Integral Equations Inhomogeneous Fredholm integral equations of the second kind,
involve solving for , where is the integral kernel, is a parameter, and is the inhomogeneous term [1, 2]. As a specific example, consider Love's equation
which arises in electrostatics [3, 4]. An excellent approximation to the solution can be found in the form of a
The coefficients for , are determined by solving numerically the simultaneous linear algebraic equations that result by evaluating the integral equation (2) at the Here is a direct implementation for . The Chebyshev points are calculated using arbitrary-precision arithmetic.
Instead of computing the points using Table, we have used the Listable attribute of Cos. We introduce the undetermined coefficients .
We evaluate the left-hand side of equation (2) at the Chebyshev points.
Note that we have replaced the sum in the Chebyshev-series (3) by a dot product and have used the Listable attribute of ChebyshevT to compute the value at
To compute the right-hand side of equation (2) we could use a Chebyshev quadrature formula [5, 6]. Instead we use NIntegrate for simplicity, again using arbitrary-precision arithmetic.
Solving the resulting simultaneous linear algebraic equations we obtain the coefficients for .
The solution is obtained from the Chebyshev-series (3).
To see how well the Chebyshev-series solution satisfies Love's equation (2), we substitute it back into the equation and plot the difference of the left- and right-hand sides. The Chebyshev points are also displayed and it is apparent that the
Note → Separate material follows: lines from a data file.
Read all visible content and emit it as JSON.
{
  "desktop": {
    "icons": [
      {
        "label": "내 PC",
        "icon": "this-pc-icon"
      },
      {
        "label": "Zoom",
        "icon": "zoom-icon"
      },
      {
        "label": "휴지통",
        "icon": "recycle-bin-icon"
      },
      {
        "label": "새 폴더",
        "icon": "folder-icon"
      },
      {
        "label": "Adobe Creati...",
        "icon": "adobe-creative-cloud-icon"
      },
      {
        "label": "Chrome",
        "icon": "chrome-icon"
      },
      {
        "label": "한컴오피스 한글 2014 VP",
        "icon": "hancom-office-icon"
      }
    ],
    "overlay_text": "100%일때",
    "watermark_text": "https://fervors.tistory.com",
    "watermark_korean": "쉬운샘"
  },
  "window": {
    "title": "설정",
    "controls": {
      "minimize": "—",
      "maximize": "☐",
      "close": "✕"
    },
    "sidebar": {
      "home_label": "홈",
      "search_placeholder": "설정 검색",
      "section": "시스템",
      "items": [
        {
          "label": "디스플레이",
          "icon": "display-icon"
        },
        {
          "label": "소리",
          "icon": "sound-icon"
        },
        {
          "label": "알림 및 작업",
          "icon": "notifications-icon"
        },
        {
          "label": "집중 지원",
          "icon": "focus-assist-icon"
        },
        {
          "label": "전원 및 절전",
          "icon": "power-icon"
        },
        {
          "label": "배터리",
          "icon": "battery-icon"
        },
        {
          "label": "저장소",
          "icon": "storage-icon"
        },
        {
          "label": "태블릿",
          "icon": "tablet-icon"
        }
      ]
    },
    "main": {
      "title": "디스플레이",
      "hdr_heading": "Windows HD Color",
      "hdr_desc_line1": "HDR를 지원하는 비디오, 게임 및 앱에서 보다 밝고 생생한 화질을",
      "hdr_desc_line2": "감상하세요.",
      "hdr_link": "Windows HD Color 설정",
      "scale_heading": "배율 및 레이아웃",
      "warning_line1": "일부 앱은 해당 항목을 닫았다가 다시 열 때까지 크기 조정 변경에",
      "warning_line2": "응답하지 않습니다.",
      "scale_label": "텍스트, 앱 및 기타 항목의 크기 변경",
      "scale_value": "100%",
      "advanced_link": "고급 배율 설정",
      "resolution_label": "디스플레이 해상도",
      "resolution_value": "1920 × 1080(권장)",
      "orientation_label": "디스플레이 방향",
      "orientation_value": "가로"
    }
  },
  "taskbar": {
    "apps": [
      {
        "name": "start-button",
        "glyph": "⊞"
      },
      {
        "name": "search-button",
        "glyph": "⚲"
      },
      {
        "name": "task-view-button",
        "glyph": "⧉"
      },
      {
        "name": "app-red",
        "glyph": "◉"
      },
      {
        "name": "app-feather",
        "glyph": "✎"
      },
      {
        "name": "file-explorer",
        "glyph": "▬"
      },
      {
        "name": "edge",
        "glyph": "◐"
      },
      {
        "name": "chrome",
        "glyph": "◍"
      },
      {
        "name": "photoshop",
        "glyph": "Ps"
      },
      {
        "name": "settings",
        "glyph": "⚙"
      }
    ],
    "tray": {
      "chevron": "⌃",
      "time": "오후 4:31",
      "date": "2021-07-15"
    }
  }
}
As an aside, we can get a bound for the
Copyright © 2002 Wolfram Media, Inc. All rights reserved. |